### EXERCISE GOAL
Leaving out the images, return the data below exactly as it is written.

(Component data from apps and pages)
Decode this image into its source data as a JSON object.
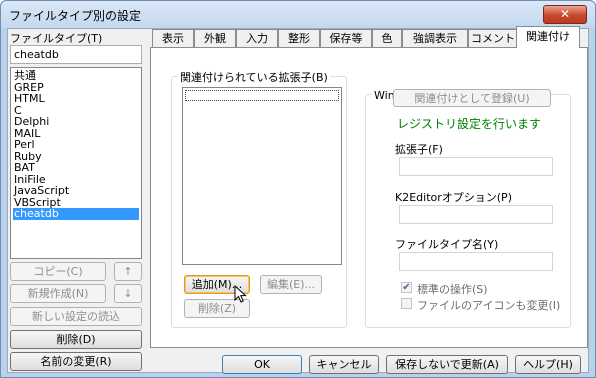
{
  "window": {
    "title": "ファイルタイプ別の設定",
    "close_glyph": "✕"
  },
  "left": {
    "filetype_label": "ファイルタイプ(T)",
    "filetype_value": "cheatdb",
    "list_items": [
      "共通",
      "GREP",
      "HTML",
      "C",
      "Delphi",
      "MAIL",
      "Perl",
      "Ruby",
      "BAT",
      "IniFile",
      "JavaScript",
      "VBScript",
      "cheatdb"
    ],
    "selected_item": "cheatdb",
    "copy_button": "コピー(C)",
    "up_arrow": "↑",
    "new_button": "新規作成(N)",
    "down_arrow": "↓",
    "load_new_button": "新しい設定の読込",
    "delete_button": "削除(D)",
    "rename_button": "名前の変更(R)"
  },
  "tabs": [
    "表示",
    "外観",
    "入力",
    "整形",
    "保存等",
    "色",
    "強調表示",
    "コメント",
    "関連付け"
  ],
  "active_tab": "関連付け",
  "assoc": {
    "ext_group_title": "関連付けられている拡張子(B)",
    "add_button": "追加(M)...",
    "edit_button": "編集(E)...",
    "remove_button": "削除(Z)",
    "win_group_title": "Windowsへの関連付け",
    "register_button": "関連付けとして登録(U)",
    "registry_message": "レジストリ設定を行います",
    "extension_label": "拡張子(F)",
    "k2_option_label": "K2Editorオプション(P)",
    "filetype_name_label": "ファイルタイプ名(Y)",
    "standard_action_label": "標準の操作(S)",
    "standard_action_checked": true,
    "icon_change_label": "ファイルのアイコンも変更(I)",
    "icon_change_checked": false
  },
  "footer": {
    "ok": "OK",
    "cancel": "キャンセル",
    "update_no_save": "保存しないで更新(A)",
    "help": "ヘルプ(H)"
  },
  "colors": {
    "selection": "#3399ff",
    "message_green": "#008000",
    "focus_orange": "#e59734"
  }
}
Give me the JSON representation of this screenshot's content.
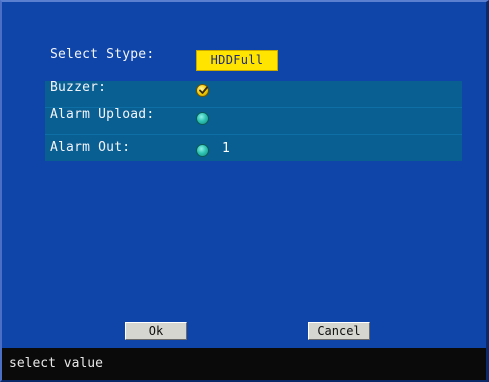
{
  "dialog": {
    "select_type_label": "Select Stype:",
    "select_type_value": "HDDFull",
    "rows": [
      {
        "label": "Buzzer:",
        "checked": true
      },
      {
        "label": "Alarm Upload:",
        "checked": false
      },
      {
        "label": "Alarm Out:",
        "checked": false,
        "value": "1"
      }
    ]
  },
  "buttons": {
    "ok_label": "Ok",
    "cancel_label": "Cancel"
  },
  "status": {
    "text": "select value"
  },
  "colors": {
    "background": "#0f44a8",
    "rows_panel": "#0a5f92",
    "selected_field": "#ffe400",
    "status_bar": "#0a0a0a"
  },
  "icons": {
    "checked": "checkmark-circle-icon",
    "unchecked": "radio-circle-icon"
  }
}
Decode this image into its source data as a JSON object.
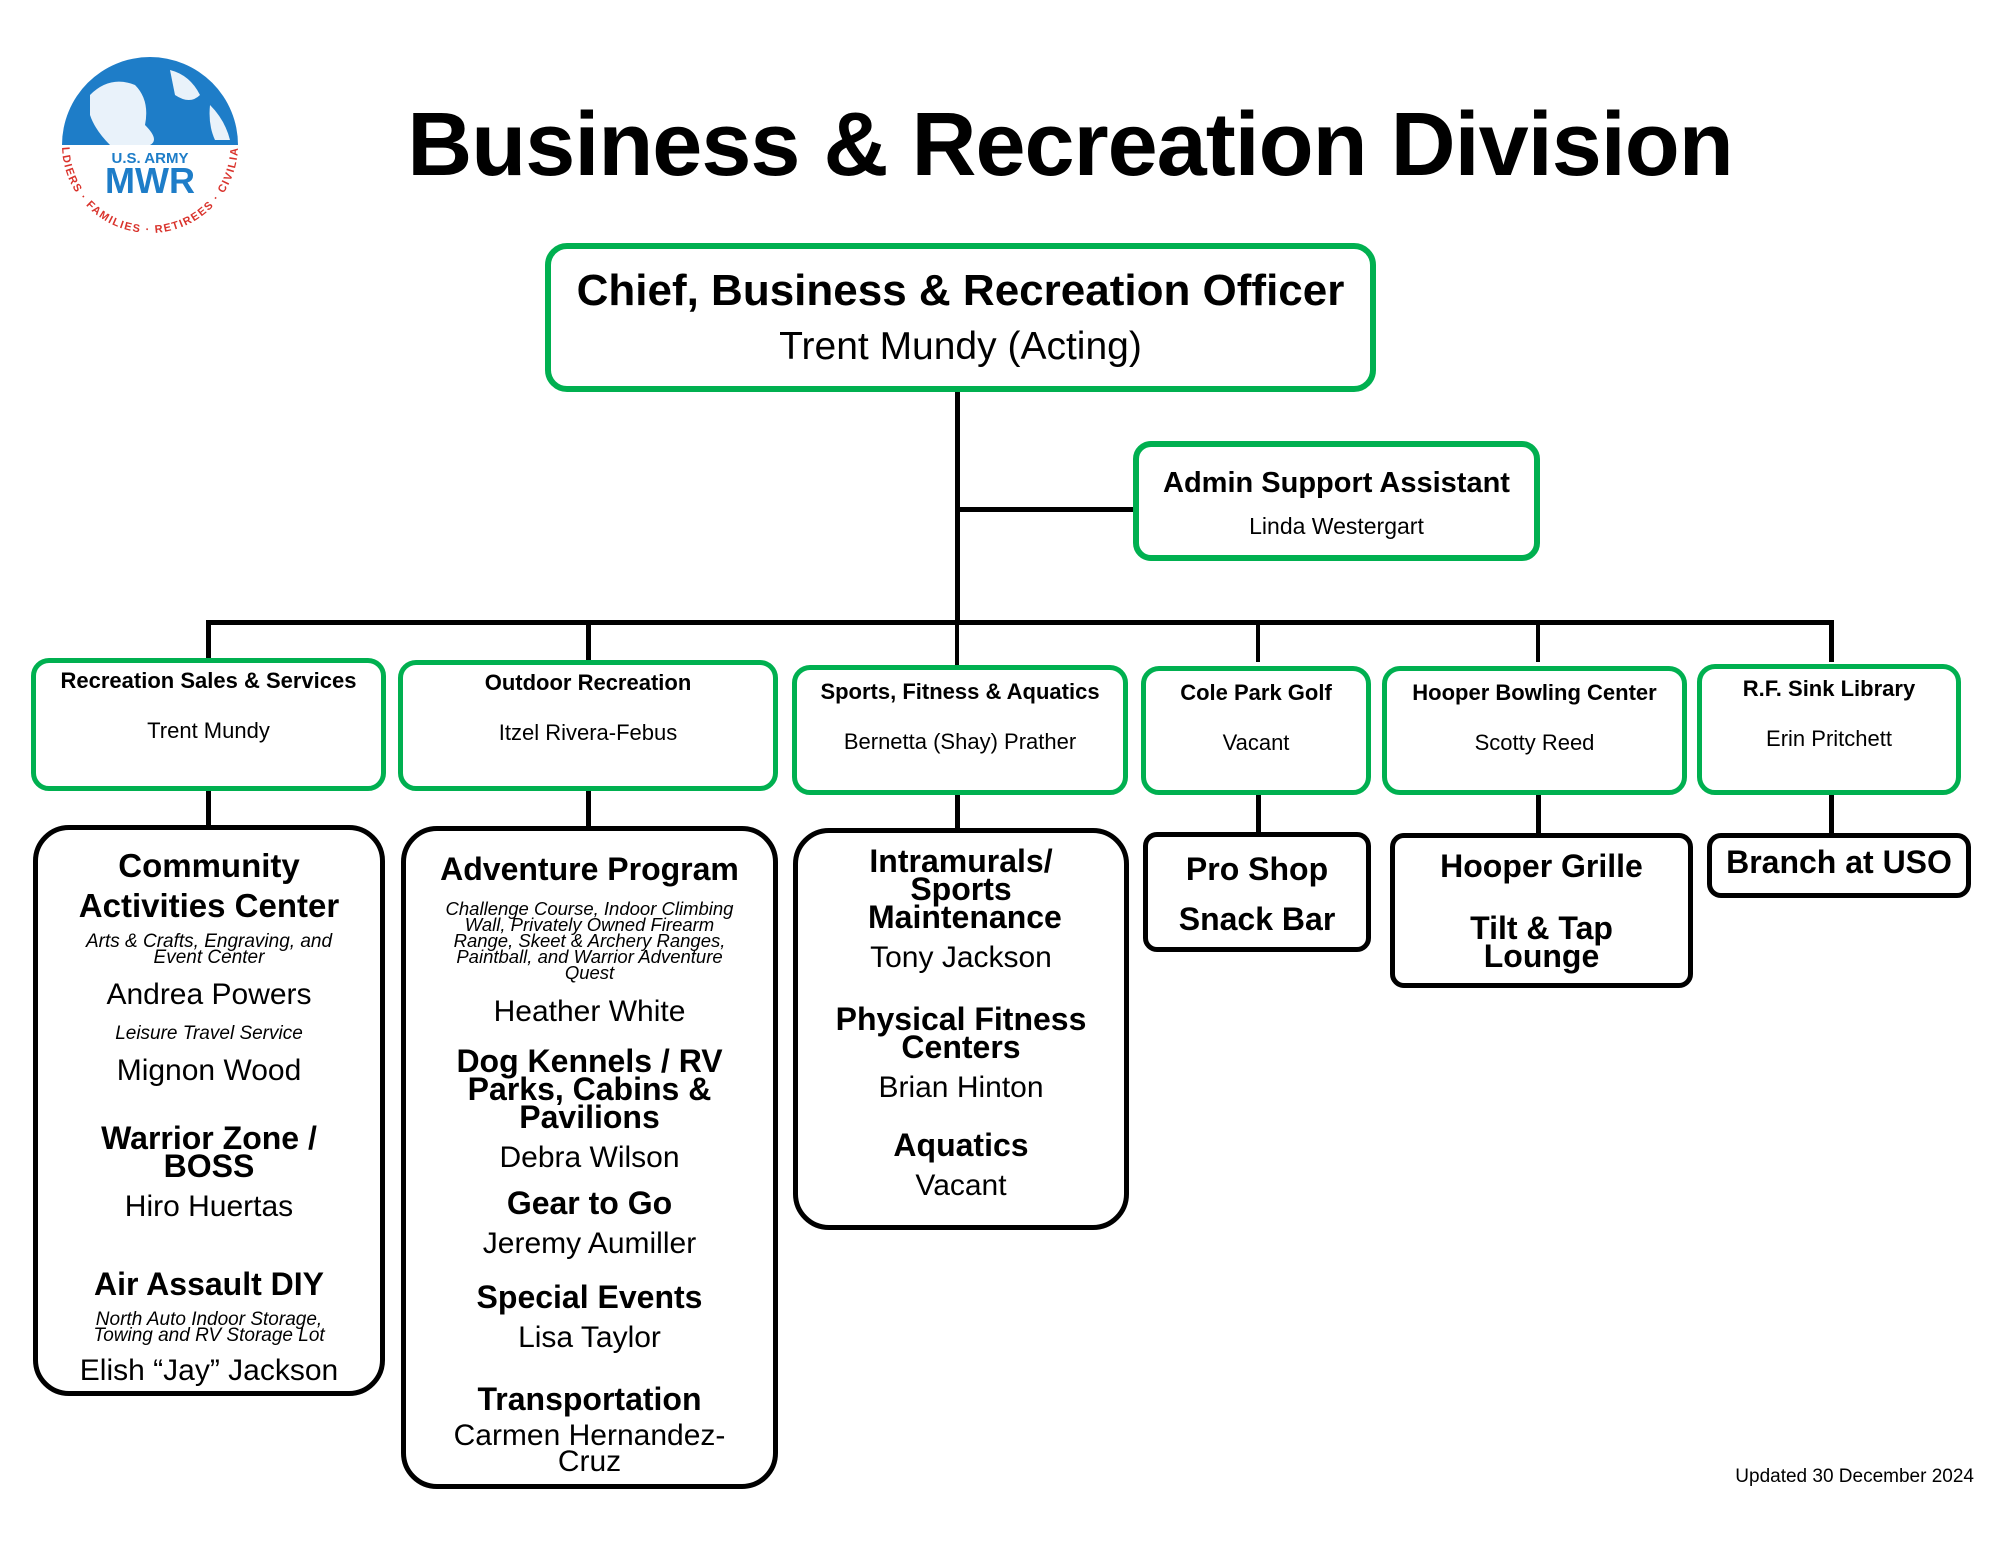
{
  "logo": {
    "line1": "U.S. ARMY",
    "line2": "MWR",
    "ring_text": "SOLDIERS · FAMILIES · RETIREES · CIVILIANS",
    "colors": {
      "globe": "#1E7DC8",
      "ring_text": "#D9322B"
    }
  },
  "title": "Business & Recreation Division",
  "chief": {
    "title": "Chief, Business & Recreation Officer",
    "name": "Trent Mundy (Acting)"
  },
  "admin": {
    "title": "Admin Support Assistant",
    "name": "Linda Westergart"
  },
  "colors": {
    "division_border": "#00B050",
    "program_border": "#000000"
  },
  "divisions": [
    {
      "title": "Recreation Sales & Services",
      "name": "Trent Mundy"
    },
    {
      "title": "Outdoor Recreation",
      "name": "Itzel Rivera-Febus"
    },
    {
      "title": "Sports, Fitness & Aquatics",
      "name": "Bernetta (Shay) Prather"
    },
    {
      "title": "Cole Park Golf",
      "name": "Vacant"
    },
    {
      "title": "Hooper Bowling Center",
      "name": "Scotty Reed"
    },
    {
      "title": "R.F. Sink Library",
      "name": "Erin Pritchett"
    }
  ],
  "programs": {
    "rss": {
      "cac_title": "Community Activities Center",
      "cac_note": "Arts & Crafts, Engraving, and Event Center",
      "cac_person": "Andrea Powers",
      "travel_note": "Leisure Travel Service",
      "travel_person": "Mignon Wood",
      "wz_title": "Warrior Zone / BOSS",
      "wz_person": "Hiro Huertas",
      "diy_title": "Air Assault DIY",
      "diy_note": "North Auto Indoor Storage, Towing and RV Storage Lot",
      "diy_person": "Elish “Jay” Jackson"
    },
    "odr": {
      "adv_title": "Adventure Program",
      "adv_note": "Challenge Course, Indoor Climbing Wall, Privately Owned Firearm Range, Skeet & Archery Ranges, Paintball, and Warrior Adventure Quest",
      "adv_person": "Heather White",
      "dog_title": "Dog Kennels / RV Parks, Cabins & Pavilions",
      "dog_person": "Debra Wilson",
      "gear_title": "Gear to Go",
      "gear_person": "Jeremy Aumiller",
      "se_title": "Special Events",
      "se_person": "Lisa Taylor",
      "tr_title": "Transportation",
      "tr_person": "Carmen Hernandez-Cruz"
    },
    "sfa": {
      "im_title": "Intramurals/ Sports Maintenance",
      "im_person": "Tony Jackson",
      "pf_title": "Physical Fitness Centers",
      "pf_person": "Brian Hinton",
      "aq_title": "Aquatics",
      "aq_person": "Vacant"
    },
    "golf": {
      "item1": "Pro Shop",
      "item2": "Snack Bar"
    },
    "bowling": {
      "item1": "Hooper Grille",
      "item2": "Tilt & Tap Lounge"
    },
    "library": {
      "item1": "Branch at USO"
    }
  },
  "footer": {
    "updated": "Updated 30 December 2024"
  }
}
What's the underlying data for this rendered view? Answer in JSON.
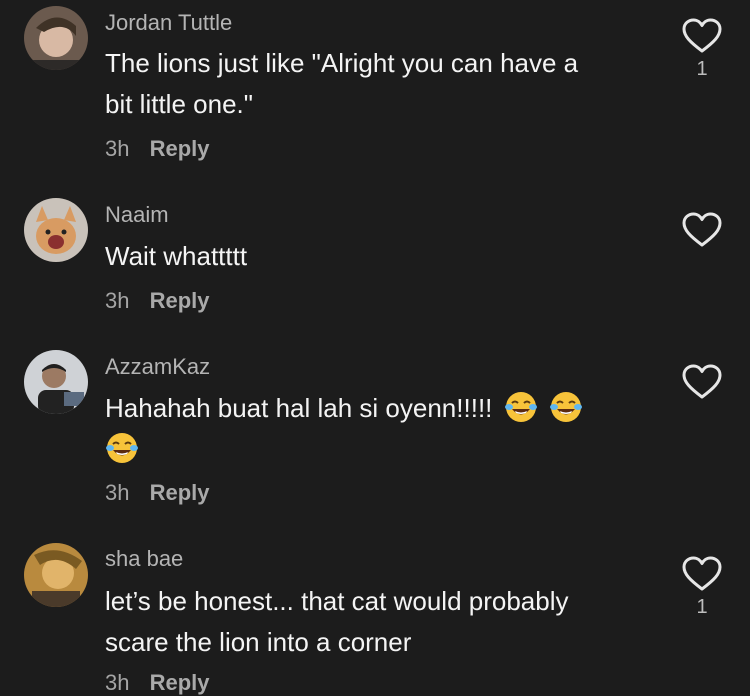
{
  "comments": [
    {
      "username": "Jordan Tuttle",
      "lines": [
        "The lions just like \"Alright you can have a",
        "bit little one.\""
      ],
      "time": "3h",
      "reply_label": "Reply",
      "likes": "1",
      "avatar": "avatar-jordan"
    },
    {
      "username": "Naaim",
      "lines": [
        "Wait whattttt"
      ],
      "time": "3h",
      "reply_label": "Reply",
      "likes": "",
      "avatar": "avatar-naaim"
    },
    {
      "username": "AzzamKaz",
      "lines": [
        "Hahahah buat hal lah si oyenn!!!!!"
      ],
      "emoji": "face-with-tears-of-joy",
      "time": "3h",
      "reply_label": "Reply",
      "likes": "",
      "avatar": "avatar-azzam"
    },
    {
      "username": "sha bae",
      "lines": [
        "let’s be honest... that cat would probably",
        "scare the lion into a corner"
      ],
      "time": "3h",
      "reply_label": "Reply",
      "likes": "1",
      "avatar": "avatar-sha"
    }
  ],
  "icons": {
    "like": "heart-outline-icon",
    "emoji": "face-with-tears-of-joy"
  },
  "colors": {
    "background": "#1c1c1c",
    "username": "#b4b4b4",
    "text": "#f4f4f4",
    "meta": "#a5a5a5"
  }
}
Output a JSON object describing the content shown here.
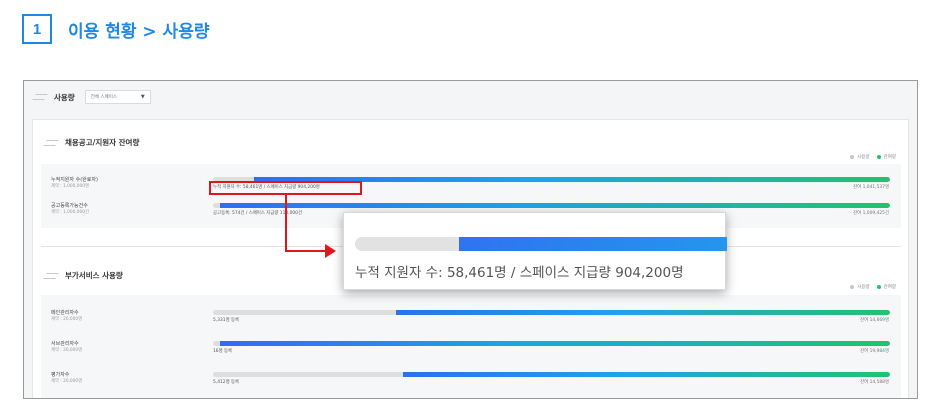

### RESULT OF THE EXERCISE
Decode this image into its source data as a JSON object.
{
  "window": {
    "title": "ファイルタイプ別の設定",
    "close_glyph": "✕"
  },
  "left": {
    "filetype_label": "ファイルタイプ(T)",
    "filetype_value": "cheatdb",
    "list_items": [
      "共通",
      "GREP",
      "HTML",
      "C",
      "Delphi",
      "MAIL",
      "Perl",
      "Ruby",
      "BAT",
      "IniFile",
      "JavaScript",
      "VBScript",
      "cheatdb"
    ],
    "selected_item": "cheatdb",
    "copy_button": "コピー(C)",
    "up_arrow": "↑",
    "new_button": "新規作成(N)",
    "down_arrow": "↓",
    "load_new_button": "新しい設定の読込",
    "delete_button": "削除(D)",
    "rename_button": "名前の変更(R)"
  },
  "tabs": [
    "表示",
    "外観",
    "入力",
    "整形",
    "保存等",
    "色",
    "強調表示",
    "コメント",
    "関連付け"
  ],
  "active_tab": "関連付け",
  "assoc": {
    "ext_group_title": "関連付けられている拡張子(B)",
    "add_button": "追加(M)...",
    "edit_button": "編集(E)...",
    "remove_button": "削除(Z)",
    "win_group_title": "Windowsへの関連付け",
    "register_button": "関連付けとして登録(U)",
    "registry_message": "レジストリ設定を行います",
    "extension_label": "拡張子(F)",
    "k2_option_label": "K2Editorオプション(P)",
    "filetype_name_label": "ファイルタイプ名(Y)",
    "standard_action_label": "標準の操作(S)",
    "standard_action_checked": true,
    "icon_change_label": "ファイルのアイコンも変更(I)",
    "icon_change_checked": false
  },
  "footer": {
    "ok": "OK",
    "cancel": "キャンセル",
    "update_no_save": "保存しないで更新(A)",
    "help": "ヘルプ(H)"
  },
  "colors": {
    "selection": "#3399ff",
    "message_green": "#008000",
    "focus_orange": "#e59734"
  }
}
Give me the JSON representation of this screenshot's content.
{
  "dialog": {
    "select_type_label": "Select Stype:",
    "select_type_value": "HDDFull",
    "rows": [
      {
        "label": "Buzzer:",
        "checked": true
      },
      {
        "label": "Alarm Upload:",
        "checked": false
      },
      {
        "label": "Alarm Out:",
        "checked": false,
        "value": "1"
      }
    ]
  },
  "buttons": {
    "ok_label": "Ok",
    "cancel_label": "Cancel"
  },
  "status": {
    "text": "select value"
  },
  "colors": {
    "background": "#0f44a8",
    "rows_panel": "#0a5f92",
    "selected_field": "#ffe400",
    "status_bar": "#0a0a0a"
  },
  "icons": {
    "checked": "checkmark-circle-icon",
    "unchecked": "radio-circle-icon"
  }
}
Decode this image into its source data as a JSON object.
{
  "logo": {
    "line1": "U.S. ARMY",
    "line2": "MWR",
    "ring_text": "SOLDIERS · FAMILIES · RETIREES · CIVILIANS",
    "colors": {
      "globe": "#1E7DC8",
      "ring_text": "#D9322B"
    }
  },
  "title": "Business & Recreation Division",
  "chief": {
    "title": "Chief, Business & Recreation Officer",
    "name": "Trent Mundy (Acting)"
  },
  "admin": {
    "title": "Admin Support Assistant",
    "name": "Linda Westergart"
  },
  "colors": {
    "division_border": "#00B050",
    "program_border": "#000000"
  },
  "divisions": [
    {
      "title": "Recreation Sales & Services",
      "name": "Trent Mundy"
    },
    {
      "title": "Outdoor Recreation",
      "name": "Itzel Rivera-Febus"
    },
    {
      "title": "Sports, Fitness & Aquatics",
      "name": "Bernetta (Shay) Prather"
    },
    {
      "title": "Cole Park Golf",
      "name": "Vacant"
    },
    {
      "title": "Hooper Bowling Center",
      "name": "Scotty Reed"
    },
    {
      "title": "R.F. Sink Library",
      "name": "Erin Pritchett"
    }
  ],
  "programs": {
    "rss": {
      "cac_title": "Community Activities Center",
      "cac_note": "Arts & Crafts, Engraving, and Event Center",
      "cac_person": "Andrea Powers",
      "travel_note": "Leisure Travel Service",
      "travel_person": "Mignon Wood",
      "wz_title": "Warrior Zone / BOSS",
      "wz_person": "Hiro Huertas",
      "diy_title": "Air Assault DIY",
      "diy_note": "North Auto Indoor Storage, Towing and RV Storage Lot",
      "diy_person": "Elish “Jay” Jackson"
    },
    "odr": {
      "adv_title": "Adventure Program",
      "adv_note": "Challenge Course, Indoor Climbing Wall, Privately Owned Firearm Range, Skeet & Archery Ranges, Paintball, and Warrior Adventure Quest",
      "adv_person": "Heather White",
      "dog_title": "Dog Kennels / RV Parks, Cabins & Pavilions",
      "dog_person": "Debra Wilson",
      "gear_title": "Gear to Go",
      "gear_person": "Jeremy Aumiller",
      "se_title": "Special Events",
      "se_person": "Lisa Taylor",
      "tr_title": "Transportation",
      "tr_person": "Carmen Hernandez-Cruz"
    },
    "sfa": {
      "im_title": "Intramurals/ Sports Maintenance",
      "im_person": "Tony Jackson",
      "pf_title": "Physical Fitness Centers",
      "pf_person": "Brian Hinton",
      "aq_title": "Aquatics",
      "aq_person": "Vacant"
    },
    "golf": {
      "item1": "Pro Shop",
      "item2": "Snack Bar"
    },
    "bowling": {
      "item1": "Hooper Grille",
      "item2": "Tilt & Tap Lounge"
    },
    "library": {
      "item1": "Branch at USO"
    }
  },
  "footer": {
    "updated": "Updated 30 December 2024"
  }
}
What's the underlying data for this rendered view? Answer in JSON.
{
  "comments": [
    {
      "username": "Jordan Tuttle",
      "lines": [
        "The lions just like \"Alright you can have a",
        "bit little one.\""
      ],
      "time": "3h",
      "reply_label": "Reply",
      "likes": "1",
      "avatar": "avatar-jordan"
    },
    {
      "username": "Naaim",
      "lines": [
        "Wait whattttt"
      ],
      "time": "3h",
      "reply_label": "Reply",
      "likes": "",
      "avatar": "avatar-naaim"
    },
    {
      "username": "AzzamKaz",
      "lines": [
        "Hahahah buat hal lah si oyenn!!!!!"
      ],
      "emoji": "face-with-tears-of-joy",
      "time": "3h",
      "reply_label": "Reply",
      "likes": "",
      "avatar": "avatar-azzam"
    },
    {
      "username": "sha bae",
      "lines": [
        "let’s be honest... that cat would probably",
        "scare the lion into a corner"
      ],
      "time": "3h",
      "reply_label": "Reply",
      "likes": "1",
      "avatar": "avatar-sha"
    }
  ],
  "icons": {
    "like": "heart-outline-icon",
    "emoji": "face-with-tears-of-joy"
  },
  "colors": {
    "background": "#1c1c1c",
    "username": "#b4b4b4",
    "text": "#f4f4f4",
    "meta": "#a5a5a5"
  }
}
Output a JSON object describing the content shown here.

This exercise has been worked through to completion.